Materials provided:
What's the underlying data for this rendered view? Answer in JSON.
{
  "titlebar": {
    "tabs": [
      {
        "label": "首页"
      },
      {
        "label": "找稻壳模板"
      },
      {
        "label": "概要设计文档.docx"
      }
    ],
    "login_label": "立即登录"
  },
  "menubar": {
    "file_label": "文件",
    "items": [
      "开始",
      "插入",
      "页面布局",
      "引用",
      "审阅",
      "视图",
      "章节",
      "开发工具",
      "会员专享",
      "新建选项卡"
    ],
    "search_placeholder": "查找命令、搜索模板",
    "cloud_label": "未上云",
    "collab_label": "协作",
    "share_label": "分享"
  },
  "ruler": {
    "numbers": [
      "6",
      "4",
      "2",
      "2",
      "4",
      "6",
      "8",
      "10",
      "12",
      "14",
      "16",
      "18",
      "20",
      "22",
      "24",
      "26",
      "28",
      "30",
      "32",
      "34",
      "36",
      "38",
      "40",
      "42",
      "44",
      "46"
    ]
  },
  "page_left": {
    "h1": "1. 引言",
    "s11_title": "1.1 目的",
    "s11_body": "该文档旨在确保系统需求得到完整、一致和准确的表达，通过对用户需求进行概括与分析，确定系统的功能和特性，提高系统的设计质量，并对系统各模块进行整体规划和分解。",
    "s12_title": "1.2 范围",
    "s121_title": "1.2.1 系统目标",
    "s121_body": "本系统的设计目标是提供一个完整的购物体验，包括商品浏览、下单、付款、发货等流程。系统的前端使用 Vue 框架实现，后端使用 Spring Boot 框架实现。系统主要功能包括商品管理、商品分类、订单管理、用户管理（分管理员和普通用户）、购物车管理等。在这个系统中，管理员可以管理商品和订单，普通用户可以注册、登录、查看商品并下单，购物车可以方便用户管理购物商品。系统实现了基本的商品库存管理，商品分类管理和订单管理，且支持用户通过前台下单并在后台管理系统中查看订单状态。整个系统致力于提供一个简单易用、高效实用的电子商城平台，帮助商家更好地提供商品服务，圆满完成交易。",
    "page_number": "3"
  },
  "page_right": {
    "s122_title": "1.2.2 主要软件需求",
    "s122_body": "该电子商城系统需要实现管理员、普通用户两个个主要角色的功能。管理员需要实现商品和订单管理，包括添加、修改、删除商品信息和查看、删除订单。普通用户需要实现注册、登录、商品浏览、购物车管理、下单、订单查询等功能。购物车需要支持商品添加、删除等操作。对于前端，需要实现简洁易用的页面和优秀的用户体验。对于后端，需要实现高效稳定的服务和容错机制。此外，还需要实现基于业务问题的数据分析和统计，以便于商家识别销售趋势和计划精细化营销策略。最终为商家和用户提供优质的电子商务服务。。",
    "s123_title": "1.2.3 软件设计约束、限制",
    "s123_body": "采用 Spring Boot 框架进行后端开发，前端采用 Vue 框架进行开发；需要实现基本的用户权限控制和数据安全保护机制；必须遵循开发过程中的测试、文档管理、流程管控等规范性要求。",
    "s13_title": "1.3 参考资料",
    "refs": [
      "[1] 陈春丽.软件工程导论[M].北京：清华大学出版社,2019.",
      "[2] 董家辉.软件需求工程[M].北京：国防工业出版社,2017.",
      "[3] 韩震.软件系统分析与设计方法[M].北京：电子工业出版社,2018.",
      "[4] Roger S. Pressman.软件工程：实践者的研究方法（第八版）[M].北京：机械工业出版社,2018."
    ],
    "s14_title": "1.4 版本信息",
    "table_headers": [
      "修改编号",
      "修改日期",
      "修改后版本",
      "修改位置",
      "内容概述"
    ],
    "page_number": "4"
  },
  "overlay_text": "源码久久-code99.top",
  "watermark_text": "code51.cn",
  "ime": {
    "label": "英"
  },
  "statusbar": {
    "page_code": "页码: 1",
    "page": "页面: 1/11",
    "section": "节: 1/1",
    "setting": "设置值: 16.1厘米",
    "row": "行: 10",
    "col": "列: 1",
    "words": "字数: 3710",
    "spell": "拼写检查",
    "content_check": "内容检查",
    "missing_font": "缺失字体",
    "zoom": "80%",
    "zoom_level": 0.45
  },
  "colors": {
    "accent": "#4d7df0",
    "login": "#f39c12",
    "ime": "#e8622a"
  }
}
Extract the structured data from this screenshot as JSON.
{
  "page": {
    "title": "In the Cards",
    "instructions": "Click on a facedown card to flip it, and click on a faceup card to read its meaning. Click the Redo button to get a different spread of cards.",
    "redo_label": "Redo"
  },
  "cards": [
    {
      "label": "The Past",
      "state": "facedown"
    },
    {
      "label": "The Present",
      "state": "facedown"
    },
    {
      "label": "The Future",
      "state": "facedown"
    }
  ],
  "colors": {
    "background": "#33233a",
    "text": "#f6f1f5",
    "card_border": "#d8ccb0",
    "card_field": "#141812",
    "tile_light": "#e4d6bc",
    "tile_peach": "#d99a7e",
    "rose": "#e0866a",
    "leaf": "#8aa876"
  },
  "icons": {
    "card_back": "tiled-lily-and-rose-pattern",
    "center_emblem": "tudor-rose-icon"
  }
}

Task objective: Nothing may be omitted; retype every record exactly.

Answer space:
What's the underlying data for this rendered view? Answer in JSON.
{
  "titlebar": {
    "tabs": [
      {
        "label": "首页"
      },
      {
        "label": "找稻壳模板"
      },
      {
        "label": "概要设计文档.docx"
      }
    ],
    "login_label": "立即登录"
  },
  "menubar": {
    "file_label": "文件",
    "items": [
      "开始",
      "插入",
      "页面布局",
      "引用",
      "审阅",
      "视图",
      "章节",
      "开发工具",
      "会员专享",
      "新建选项卡"
    ],
    "search_placeholder": "查找命令、搜索模板",
    "cloud_label": "未上云",
    "collab_label": "协作",
    "share_label": "分享"
  },
  "ruler": {
    "numbers": [
      "6",
      "4",
      "2",
      "2",
      "4",
      "6",
      "8",
      "10",
      "12",
      "14",
      "16",
      "18",
      "20",
      "22",
      "24",
      "26",
      "28",
      "30",
      "32",
      "34",
      "36",
      "38",
      "40",
      "42",
      "44",
      "46"
    ]
  },
  "page_left": {
    "h1": "1. 引言",
    "s11_title": "1.1 目的",
    "s11_body": "该文档旨在确保系统需求得到完整、一致和准确的表达，通过对用户需求进行概括与分析，确定系统的功能和特性，提高系统的设计质量，并对系统各模块进行整体规划和分解。",
    "s12_title": "1.2 范围",
    "s121_title": "1.2.1 系统目标",
    "s121_body": "本系统的设计目标是提供一个完整的购物体验，包括商品浏览、下单、付款、发货等流程。系统的前端使用 Vue 框架实现，后端使用 Spring Boot 框架实现。系统主要功能包括商品管理、商品分类、订单管理、用户管理（分管理员和普通用户）、购物车管理等。在这个系统中，管理员可以管理商品和订单，普通用户可以注册、登录、查看商品并下单，购物车可以方便用户管理购物商品。系统实现了基本的商品库存管理，商品分类管理和订单管理，且支持用户通过前台下单并在后台管理系统中查看订单状态。整个系统致力于提供一个简单易用、高效实用的电子商城平台，帮助商家更好地提供商品服务，圆满完成交易。",
    "page_number": "3"
  },
  "page_right": {
    "s122_title": "1.2.2 主要软件需求",
    "s122_body": "该电子商城系统需要实现管理员、普通用户两个个主要角色的功能。管理员需要实现商品和订单管理，包括添加、修改、删除商品信息和查看、删除订单。普通用户需要实现注册、登录、商品浏览、购物车管理、下单、订单查询等功能。购物车需要支持商品添加、删除等操作。对于前端，需要实现简洁易用的页面和优秀的用户体验。对于后端，需要实现高效稳定的服务和容错机制。此外，还需要实现基于业务问题的数据分析和统计，以便于商家识别销售趋势和计划精细化营销策略。最终为商家和用户提供优质的电子商务服务。。",
    "s123_title": "1.2.3 软件设计约束、限制",
    "s123_body": "采用 Spring Boot 框架进行后端开发，前端采用 Vue 框架进行开发；需要实现基本的用户权限控制和数据安全保护机制；必须遵循开发过程中的测试、文档管理、流程管控等规范性要求。",
    "s13_title": "1.3 参考资料",
    "refs": [
      "[1] 陈春丽.软件工程导论[M].北京：清华大学出版社,2019.",
      "[2] 董家辉.软件需求工程[M].北京：国防工业出版社,2017.",
      "[3] 韩震.软件系统分析与设计方法[M].北京：电子工业出版社,2018.",
      "[4] Roger S. Pressman.软件工程：实践者的研究方法（第八版）[M].北京：机械工业出版社,2018."
    ],
    "s14_title": "1.4 版本信息",
    "table_headers": [
      "修改编号",
      "修改日期",
      "修改后版本",
      "修改位置",
      "内容概述"
    ],
    "page_number": "4"
  },
  "overlay_text": "源码久久-code99.top",
  "watermark_text": "code51.cn",
  "ime": {
    "label": "英"
  },
  "statusbar": {
    "page_code": "页码: 1",
    "page": "页面: 1/11",
    "section": "节: 1/1",
    "setting": "设置值: 16.1厘米",
    "row": "行: 10",
    "col": "列: 1",
    "words": "字数: 3710",
    "spell": "拼写检查",
    "content_check": "内容检查",
    "missing_font": "缺失字体",
    "zoom": "80%",
    "zoom_level": 0.45
  },
  "colors": {
    "accent": "#4d7df0",
    "login": "#f39c12",
    "ime": "#e8622a"
  }
}
Extract the structured data from this screenshot as JSON.
{
  "page": {
    "title": "In the Cards",
    "instructions": "Click on a facedown card to flip it, and click on a faceup card to read its meaning. Click the Redo button to get a different spread of cards.",
    "redo_label": "Redo"
  },
  "cards": [
    {
      "label": "The Past",
      "state": "facedown"
    },
    {
      "label": "The Present",
      "state": "facedown"
    },
    {
      "label": "The Future",
      "state": "facedown"
    }
  ],
  "colors": {
    "background": "#33233a",
    "text": "#f6f1f5",
    "card_border": "#d8ccb0",
    "card_field": "#141812",
    "tile_light": "#e4d6bc",
    "tile_peach": "#d99a7e",
    "rose": "#e0866a",
    "leaf": "#8aa876"
  },
  "icons": {
    "card_back": "tiled-lily-and-rose-pattern",
    "center_emblem": "tudor-rose-icon"
  }
}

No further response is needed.